According to research completed by Terezinha Nunes, Peter Bryant, Rossana Barros and Kathy Sylva (2011), “Mathematical reasoning and arithmetic did make independent contributions to the prediction of mathematical achievement; mathematical reasoning was by far the stronger predictor of the two. These predictions were specific in so far as these measures were more strongly related to mathematics than to science or English.”

Multiplicative Thinking isn’t limited to students answering multiplication and division questions correctly.

According to the Elementary Mathematics Professional Learning website, “multiplicative thinking is

• a capacity to work flexibly with the concepts, strategies and representations of multiplication and division as they occur in a wide range of contexts. (mathematical reasoning)
• going beyond memorization of basic arithmetic skills
• the means to communicate multiplicative understanding effectively in a variety of ways (for example, words, diagrams, symbolic expressions, and written algorithms).”

# Misconceptions

There are several prevalent misconceptions students hold around multiplicative thinking. As you read the misconception statements below, can you determine when and why these misconceptions

• are developed?
• are interfering with developing new understandings?

##### Misconception 2:

Multiplication means “groups of”.

##### Misconception 4:

You must divide the larger number b y the smaller number.

##### Misconception 5:

Division is commutative. ie. 5 / 4 is the same as 4 / 5.

# Students need to understand

You can manipulative numbers in order to make solving problems easier.

# High Leverage Strategies

Find strategies here. These are not yet full developed but are a work in progress.

# Further Learning
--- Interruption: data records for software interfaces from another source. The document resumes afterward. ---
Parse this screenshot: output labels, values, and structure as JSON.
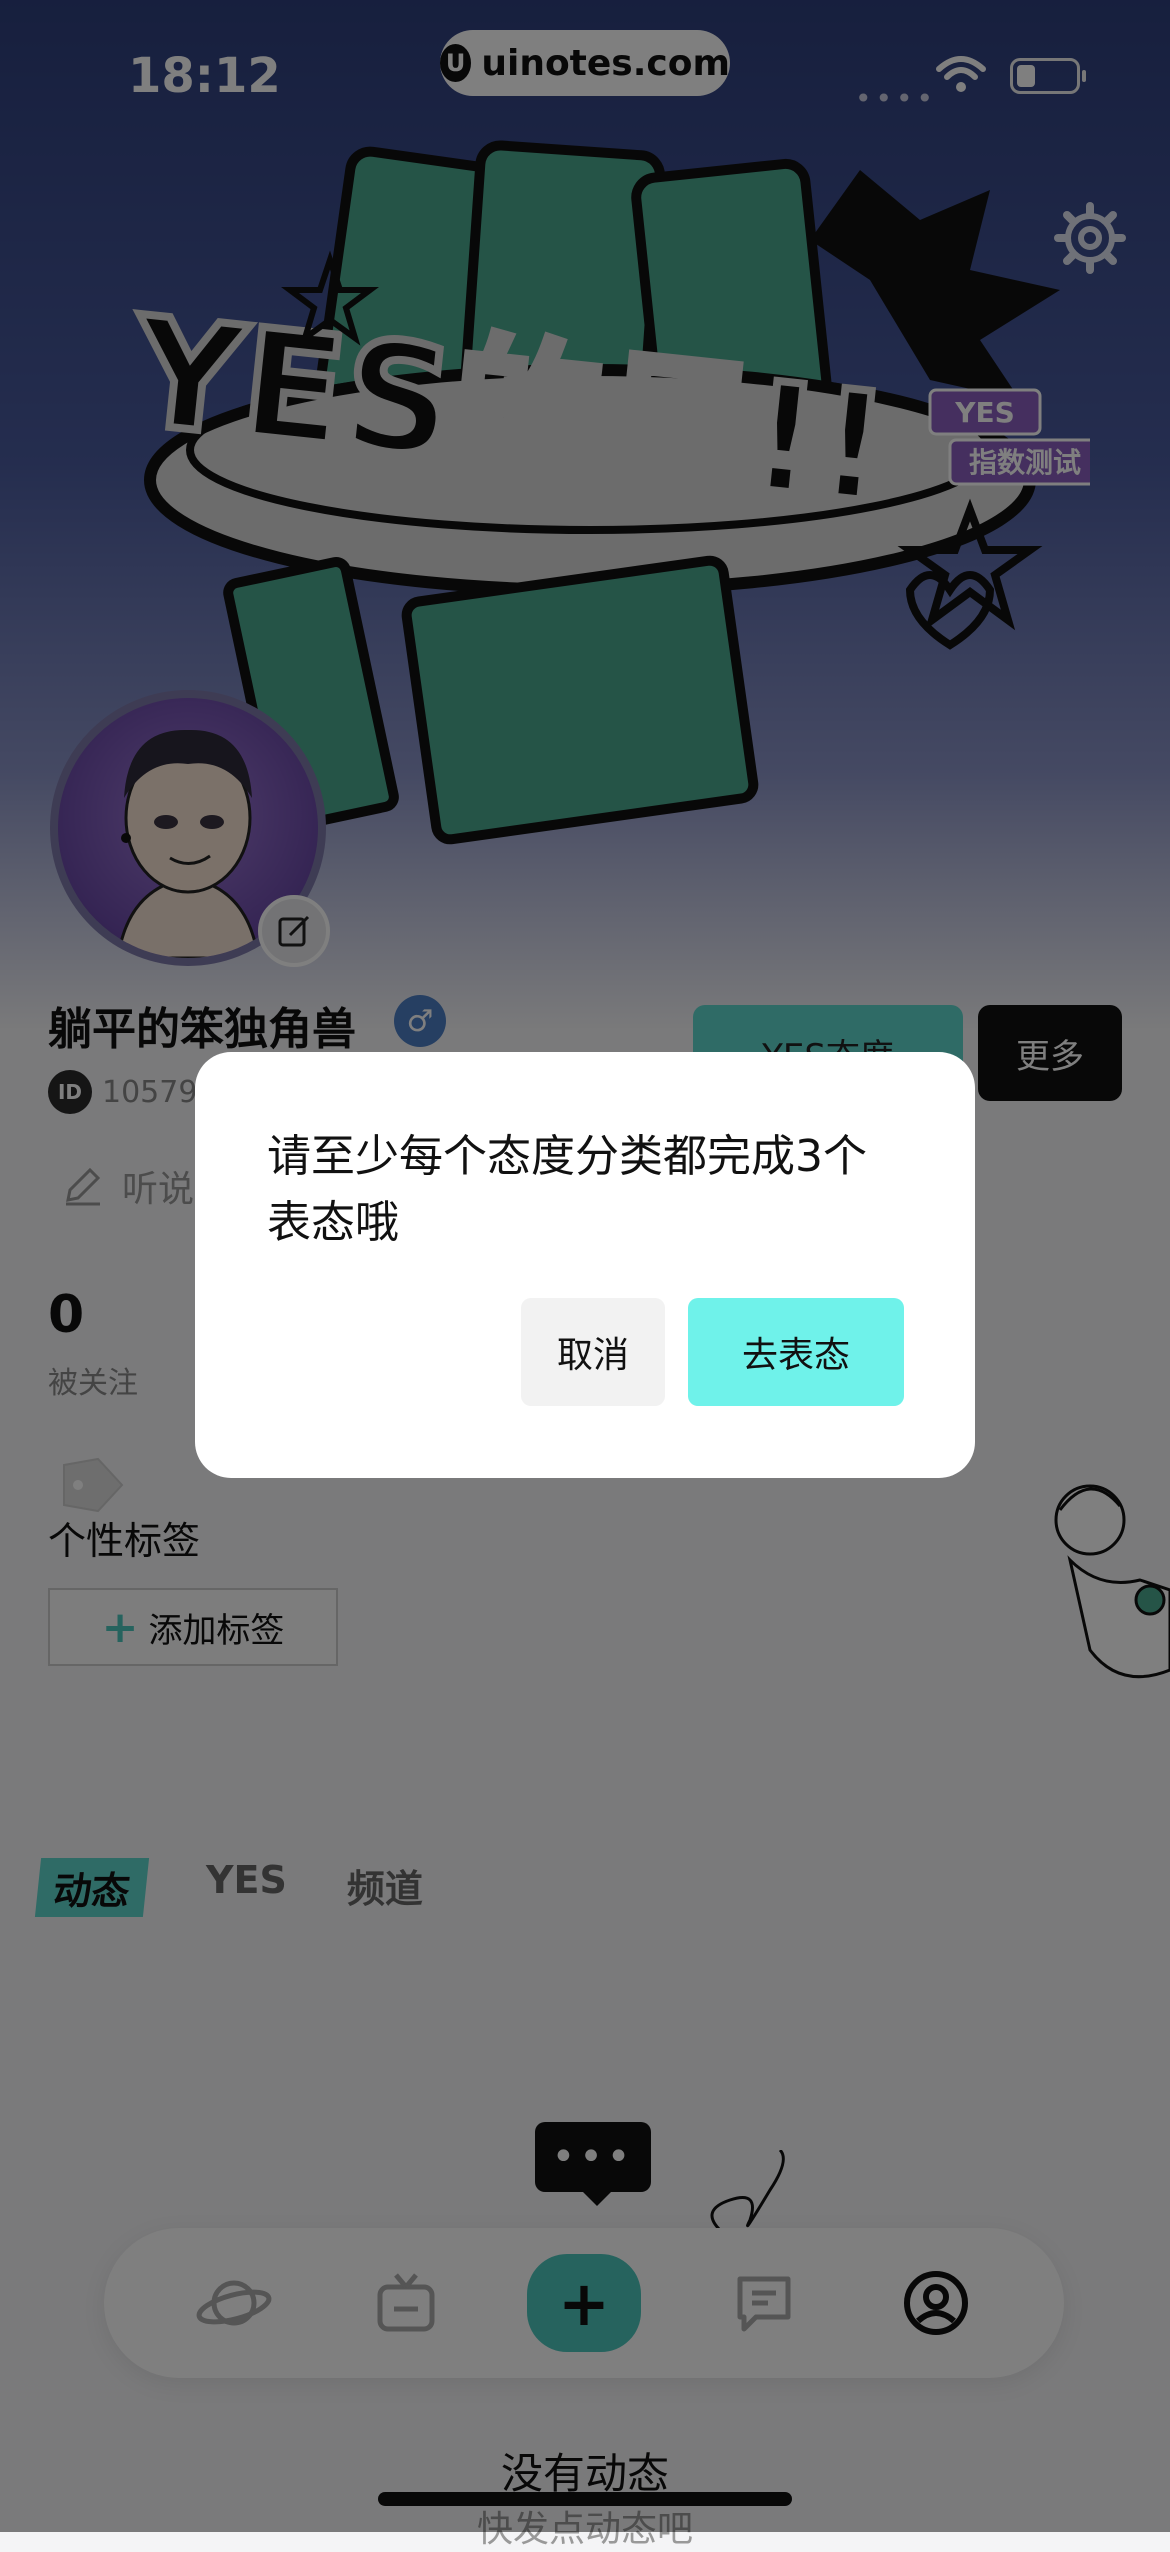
{
  "status_bar": {
    "time": "18:12",
    "url": "uinotes.com"
  },
  "sticker": {
    "main_text": "YES的尺!!",
    "badge_top": "YES",
    "badge_bottom": "指数测试"
  },
  "profile": {
    "name": "躺平的笨独角兽",
    "gender_symbol": "♂",
    "id_badge": "ID",
    "id_number": "10579",
    "bio_placeholder": "听说",
    "follower_count": "0",
    "follower_label": "被关注",
    "yes_button": "YES态度",
    "more_button": "更多"
  },
  "tags": {
    "title": "个性标签",
    "add_label": "添加标签"
  },
  "tabs": [
    {
      "label": "动态",
      "active": true
    },
    {
      "label": "YES",
      "active": false
    },
    {
      "label": "频道",
      "active": false
    }
  ],
  "chat_bubble": "•••",
  "empty": {
    "title": "没有动态",
    "subtitle": "快发点动态吧"
  },
  "nav": {
    "plus": "+",
    "items": [
      "planet-icon",
      "tv-icon",
      "add-icon",
      "message-icon",
      "profile-icon"
    ]
  },
  "dialog": {
    "message": "请至少每个态度分类都完成3个表态哦",
    "cancel": "取消",
    "confirm": "去表态"
  },
  "colors": {
    "accent": "#5fd6cd",
    "confirm": "#6ff2ea",
    "header_top": "#2e3f7c"
  }
}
Watch the webinar Multiplicative Thinking (ARPDC) and use their Webinar Guide to think about Multiplicative Thinking.

Explore ARPDC’s Elementary Mathematics Professional Learning site, focusing on its Multiplicative Thinking section.

Watch the video “Understanding the Multiplication Landscape (Cathy Fosnot)“.